Sep 26, 2016

    Taking stock of Opec and US debate

    MUCH of the attention this week will likely turn to oil prices and the presidential debate in the United States.

    The Opec (Organization of Petroleum Exporting Countries) is meeting today for the third time this year in Algeria to discuss the supply glut in the crude market.

    Oil prices tumbled last Friday in a sign that market watchers do not expect a deal on production limits to be reached at the meeting.

    The first of three US presidential debates will also take place today, ahead of the November election.

    "Closer to the election date, we expect volatility to rise as markets start pricing in the risk of a Trump presidency, which would inevitably herald greater uncertainty ahead on the back of a radical policy agenda," said Vasu Menon, OCBC Bank's vice-president and senior investment strategist, in a recent report.

    A Clinton presidency would offer more stability and an incremental approach to policy, he added.

    Traders here will be watching out for Singapore's August industrial production numbers, out today.

    Japan is also slated to release a slew of economic data on Friday, including that for consumer prices, employment and industrial production, which could show whether the economy is sliding back into a deflationary spiral.

    Wall Street halted its longest winning streak in seven weeks as the Dow Jones Industrial Average slipped 0.71 per cent on Friday.

    At home, the Straits Times Index (STI) rose 10.89 points or 0.38 per cent to close at 2,856.95 on Friday - up 29.5 points or 1.04 per cent for the week.

    Turnover fell 5.11 per cent to 49.4 million units, an improvement from the 11.03 per cent drop in the week before.

    Container ship operator Rickmers Maritime Trust, which announced a revised restructuring plan for its $100 million 8.45 per cent notes due next year, slumped 23.2 per cent during the week to 4.3 cents on Friday.

    Marco Polo Marine, which said that it is seeking approval to delay repayment for its $50 million notes due for maturity next month, sank 13.3 per cent to 6.5 cents.

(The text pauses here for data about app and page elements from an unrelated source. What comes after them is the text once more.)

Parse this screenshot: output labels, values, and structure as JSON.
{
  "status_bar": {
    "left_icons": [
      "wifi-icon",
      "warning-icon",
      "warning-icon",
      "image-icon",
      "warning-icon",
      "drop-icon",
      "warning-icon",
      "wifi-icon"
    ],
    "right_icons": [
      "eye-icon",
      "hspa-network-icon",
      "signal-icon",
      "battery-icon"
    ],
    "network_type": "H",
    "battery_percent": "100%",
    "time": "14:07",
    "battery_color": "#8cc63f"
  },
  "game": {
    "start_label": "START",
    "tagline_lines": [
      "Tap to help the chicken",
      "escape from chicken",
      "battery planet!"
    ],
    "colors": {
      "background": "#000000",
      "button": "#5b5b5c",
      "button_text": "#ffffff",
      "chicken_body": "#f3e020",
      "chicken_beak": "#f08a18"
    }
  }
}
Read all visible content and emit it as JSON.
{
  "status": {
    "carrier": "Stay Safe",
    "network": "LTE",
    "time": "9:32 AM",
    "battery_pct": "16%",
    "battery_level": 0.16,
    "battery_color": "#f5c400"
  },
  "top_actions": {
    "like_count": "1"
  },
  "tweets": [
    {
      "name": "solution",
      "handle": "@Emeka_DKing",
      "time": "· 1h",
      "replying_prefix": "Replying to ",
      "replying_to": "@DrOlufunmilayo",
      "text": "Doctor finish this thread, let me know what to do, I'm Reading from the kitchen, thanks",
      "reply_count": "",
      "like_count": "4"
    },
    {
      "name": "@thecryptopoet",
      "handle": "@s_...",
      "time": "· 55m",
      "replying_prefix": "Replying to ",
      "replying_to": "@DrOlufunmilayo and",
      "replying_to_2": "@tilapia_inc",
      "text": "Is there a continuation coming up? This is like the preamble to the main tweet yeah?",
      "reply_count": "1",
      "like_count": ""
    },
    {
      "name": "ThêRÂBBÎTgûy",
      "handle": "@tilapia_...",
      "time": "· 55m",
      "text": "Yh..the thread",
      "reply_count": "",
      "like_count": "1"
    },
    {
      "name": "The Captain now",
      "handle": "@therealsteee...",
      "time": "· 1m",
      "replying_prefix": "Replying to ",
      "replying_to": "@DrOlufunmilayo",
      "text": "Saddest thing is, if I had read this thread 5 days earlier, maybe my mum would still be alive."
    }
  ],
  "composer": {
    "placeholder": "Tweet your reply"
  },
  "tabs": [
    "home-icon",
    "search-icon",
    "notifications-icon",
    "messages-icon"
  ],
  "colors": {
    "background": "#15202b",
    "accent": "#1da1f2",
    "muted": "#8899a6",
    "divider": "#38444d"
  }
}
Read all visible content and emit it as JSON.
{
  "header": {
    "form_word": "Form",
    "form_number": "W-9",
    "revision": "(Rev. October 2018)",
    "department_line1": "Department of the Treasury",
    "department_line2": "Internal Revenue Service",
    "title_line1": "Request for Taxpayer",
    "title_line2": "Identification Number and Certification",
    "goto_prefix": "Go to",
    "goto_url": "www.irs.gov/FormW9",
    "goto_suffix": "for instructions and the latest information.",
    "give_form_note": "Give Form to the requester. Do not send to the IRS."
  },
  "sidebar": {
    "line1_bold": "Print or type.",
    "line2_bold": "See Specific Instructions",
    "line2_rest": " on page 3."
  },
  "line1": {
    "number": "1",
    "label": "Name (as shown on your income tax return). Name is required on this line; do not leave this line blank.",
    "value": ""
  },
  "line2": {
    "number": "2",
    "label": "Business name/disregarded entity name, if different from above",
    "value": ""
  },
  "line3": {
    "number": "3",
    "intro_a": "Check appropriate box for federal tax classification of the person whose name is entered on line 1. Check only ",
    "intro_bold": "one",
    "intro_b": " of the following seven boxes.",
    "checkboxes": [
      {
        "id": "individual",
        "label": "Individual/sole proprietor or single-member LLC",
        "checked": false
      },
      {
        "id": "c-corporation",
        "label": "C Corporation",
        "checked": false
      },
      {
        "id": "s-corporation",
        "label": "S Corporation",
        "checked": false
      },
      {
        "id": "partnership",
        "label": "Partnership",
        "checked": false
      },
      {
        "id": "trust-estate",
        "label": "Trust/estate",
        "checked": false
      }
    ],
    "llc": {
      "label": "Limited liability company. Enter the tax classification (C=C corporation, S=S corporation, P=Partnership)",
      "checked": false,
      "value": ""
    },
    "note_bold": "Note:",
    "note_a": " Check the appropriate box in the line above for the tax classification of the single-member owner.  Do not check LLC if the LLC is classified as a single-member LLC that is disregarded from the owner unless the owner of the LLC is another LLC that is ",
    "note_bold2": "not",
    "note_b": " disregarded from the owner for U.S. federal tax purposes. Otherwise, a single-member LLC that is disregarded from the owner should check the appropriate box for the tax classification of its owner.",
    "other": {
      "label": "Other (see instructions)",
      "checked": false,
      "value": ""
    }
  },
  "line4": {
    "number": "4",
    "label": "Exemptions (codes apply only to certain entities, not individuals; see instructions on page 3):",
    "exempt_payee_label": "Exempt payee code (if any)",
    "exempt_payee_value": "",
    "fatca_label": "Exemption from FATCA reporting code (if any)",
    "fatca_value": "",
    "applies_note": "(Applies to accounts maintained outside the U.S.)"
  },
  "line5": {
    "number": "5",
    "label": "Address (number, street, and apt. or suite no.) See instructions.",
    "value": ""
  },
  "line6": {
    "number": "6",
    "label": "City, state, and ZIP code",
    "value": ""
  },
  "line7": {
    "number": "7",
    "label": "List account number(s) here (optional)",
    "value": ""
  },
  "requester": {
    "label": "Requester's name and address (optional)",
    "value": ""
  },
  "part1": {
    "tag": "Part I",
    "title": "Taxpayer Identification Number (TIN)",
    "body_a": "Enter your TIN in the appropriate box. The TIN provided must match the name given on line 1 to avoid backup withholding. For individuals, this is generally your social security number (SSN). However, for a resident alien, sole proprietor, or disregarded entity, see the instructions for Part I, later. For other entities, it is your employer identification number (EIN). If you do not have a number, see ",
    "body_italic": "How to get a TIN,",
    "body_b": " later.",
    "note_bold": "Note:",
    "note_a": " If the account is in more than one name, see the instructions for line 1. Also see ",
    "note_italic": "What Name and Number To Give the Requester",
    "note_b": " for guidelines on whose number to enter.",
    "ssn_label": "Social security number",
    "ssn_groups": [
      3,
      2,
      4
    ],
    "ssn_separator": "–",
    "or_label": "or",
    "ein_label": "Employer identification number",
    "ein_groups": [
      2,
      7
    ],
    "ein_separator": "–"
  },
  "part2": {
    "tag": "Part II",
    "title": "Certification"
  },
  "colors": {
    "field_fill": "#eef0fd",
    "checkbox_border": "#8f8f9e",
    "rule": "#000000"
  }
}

    Thai Beverage rose 3.2 per cent in the week to 96 cents. Reports have said the group is joining hands with several major foreign brewers to buy a stake in Vietnam's largest brewer Sabeco in a deal that could be worth at least US$1.8 billion (S$2.4 billion).